▶ _PROBLEM TO SOLVE_: Every line of the data below is to be written out again exactly.

▶ _INPUT FOR THIS TASK_:
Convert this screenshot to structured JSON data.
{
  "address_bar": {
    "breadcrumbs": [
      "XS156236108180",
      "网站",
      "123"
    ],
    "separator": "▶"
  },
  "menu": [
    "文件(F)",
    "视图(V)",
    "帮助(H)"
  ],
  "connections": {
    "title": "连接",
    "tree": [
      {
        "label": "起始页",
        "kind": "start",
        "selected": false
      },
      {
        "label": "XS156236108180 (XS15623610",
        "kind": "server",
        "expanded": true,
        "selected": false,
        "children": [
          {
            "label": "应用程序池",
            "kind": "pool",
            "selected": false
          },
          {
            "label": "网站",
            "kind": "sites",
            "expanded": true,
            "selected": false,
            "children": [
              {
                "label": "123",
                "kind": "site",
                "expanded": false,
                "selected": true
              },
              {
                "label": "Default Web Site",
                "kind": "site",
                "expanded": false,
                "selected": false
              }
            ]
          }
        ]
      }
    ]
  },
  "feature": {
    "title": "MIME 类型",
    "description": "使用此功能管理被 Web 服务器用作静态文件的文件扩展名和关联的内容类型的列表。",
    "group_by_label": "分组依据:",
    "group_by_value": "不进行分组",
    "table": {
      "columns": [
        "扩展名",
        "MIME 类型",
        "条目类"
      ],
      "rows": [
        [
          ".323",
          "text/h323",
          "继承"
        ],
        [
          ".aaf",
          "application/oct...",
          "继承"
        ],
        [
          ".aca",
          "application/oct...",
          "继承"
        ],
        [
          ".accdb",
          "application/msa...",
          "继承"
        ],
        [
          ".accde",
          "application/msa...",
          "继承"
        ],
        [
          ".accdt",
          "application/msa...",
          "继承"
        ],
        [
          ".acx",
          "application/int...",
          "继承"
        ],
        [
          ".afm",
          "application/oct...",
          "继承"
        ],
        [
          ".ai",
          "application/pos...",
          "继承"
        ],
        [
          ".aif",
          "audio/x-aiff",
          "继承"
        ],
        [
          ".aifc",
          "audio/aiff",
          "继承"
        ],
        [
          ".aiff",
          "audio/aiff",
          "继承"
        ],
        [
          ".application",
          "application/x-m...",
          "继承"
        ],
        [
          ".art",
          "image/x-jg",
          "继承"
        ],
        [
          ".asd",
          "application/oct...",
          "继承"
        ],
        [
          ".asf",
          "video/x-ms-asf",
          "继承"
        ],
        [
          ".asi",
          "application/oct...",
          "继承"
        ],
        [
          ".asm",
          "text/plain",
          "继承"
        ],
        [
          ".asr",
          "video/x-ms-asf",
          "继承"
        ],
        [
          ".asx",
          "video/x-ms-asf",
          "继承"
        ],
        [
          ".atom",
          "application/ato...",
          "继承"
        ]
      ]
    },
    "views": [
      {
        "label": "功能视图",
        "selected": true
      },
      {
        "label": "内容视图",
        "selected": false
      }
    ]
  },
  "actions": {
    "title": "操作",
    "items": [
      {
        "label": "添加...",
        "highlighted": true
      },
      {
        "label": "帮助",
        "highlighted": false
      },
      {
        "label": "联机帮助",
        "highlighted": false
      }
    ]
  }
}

▶ _SOLUTION TO THIS EXERCISE_:
Convert this screenshot to structured JSON data.
{
  "address_bar": {
    "breadcrumbs": [
      "XS156236108180",
      "网站",
      "123"
    ],
    "separator": "▶"
  },
  "menu": [
    "文件(F)",
    "视图(V)",
    "帮助(H)"
  ],
  "connections": {
    "title": "连接",
    "tree": [
      {
        "label": "起始页",
        "kind": "start",
        "selected": false
      },
      {
        "label": "XS156236108180 (XS15623610",
        "kind": "server",
        "expanded": true,
        "selected": false,
        "children": [
          {
            "label": "应用程序池",
            "kind": "pool",
            "selected": false
          },
          {
            "label": "网站",
            "kind": "sites",
            "expanded": true,
            "selected": false,
            "children": [
              {
                "label": "123",
                "kind": "site",
                "expanded": false,
                "selected": true
              },
              {
                "label": "Default Web Site",
                "kind": "site",
                "expanded": false,
                "selected": false
              }
            ]
          }
        ]
      }
    ]
  },
  "feature": {
    "title": "MIME 类型",
    "description": "使用此功能管理被 Web 服务器用作静态文件的文件扩展名和关联的内容类型的列表。",
    "group_by_label": "分组依据:",
    "group_by_value": "不进行分组",
    "table": {
      "columns": [
        "扩展名",
        "MIME 类型",
        "条目类"
      ],
      "rows": [
        [
          ".323",
          "text/h323",
          "继承"
        ],
        [
          ".aaf",
          "application/oct...",
          "继承"
        ],
        [
          ".aca",
          "application/oct...",
          "继承"
        ],
        [
          ".accdb",
          "application/msa...",
          "继承"
        ],
        [
          ".accde",
          "application/msa...",
          "继承"
        ],
        [
          ".accdt",
          "application/msa...",
          "继承"
        ],
        [
          ".acx",
          "application/int...",
          "继承"
        ],
        [
          ".afm",
          "application/oct...",
          "继承"
        ],
        [
          ".ai",
          "application/pos...",
          "继承"
        ],
        [
          ".aif",
          "audio/x-aiff",
          "继承"
        ],
        [
          ".aifc",
          "audio/aiff",
          "继承"
        ],
        [
          ".aiff",
          "audio/aiff",
          "继承"
        ],
        [
          ".application",
          "application/x-m...",
          "继承"
        ],
        [
          ".art",
          "image/x-jg",
          "继承"
        ],
        [
          ".asd",
          "application/oct...",
          "继承"
        ],
        [
          ".asf",
          "video/x-ms-asf",
          "继承"
        ],
        [
          ".asi",
          "application/oct...",
          "继承"
        ],
        [
          ".asm",
          "text/plain",
          "继承"
        ],
        [
          ".asr",
          "video/x-ms-asf",
          "继承"
        ],
        [
          ".asx",
          "video/x-ms-asf",
          "继承"
        ],
        [
          ".atom",
          "application/ato...",
          "继承"
        ]
      ]
    },
    "views": [
      {
        "label": "功能视图",
        "selected": true
      },
      {
        "label": "内容视图",
        "selected": false
      }
    ]
  },
  "actions": {
    "title": "操作",
    "items": [
      {
        "label": "添加...",
        "highlighted": true
      },
      {
        "label": "帮助",
        "highlighted": false
      },
      {
        "label": "联机帮助",
        "highlighted": false
      }
    ]
  }
}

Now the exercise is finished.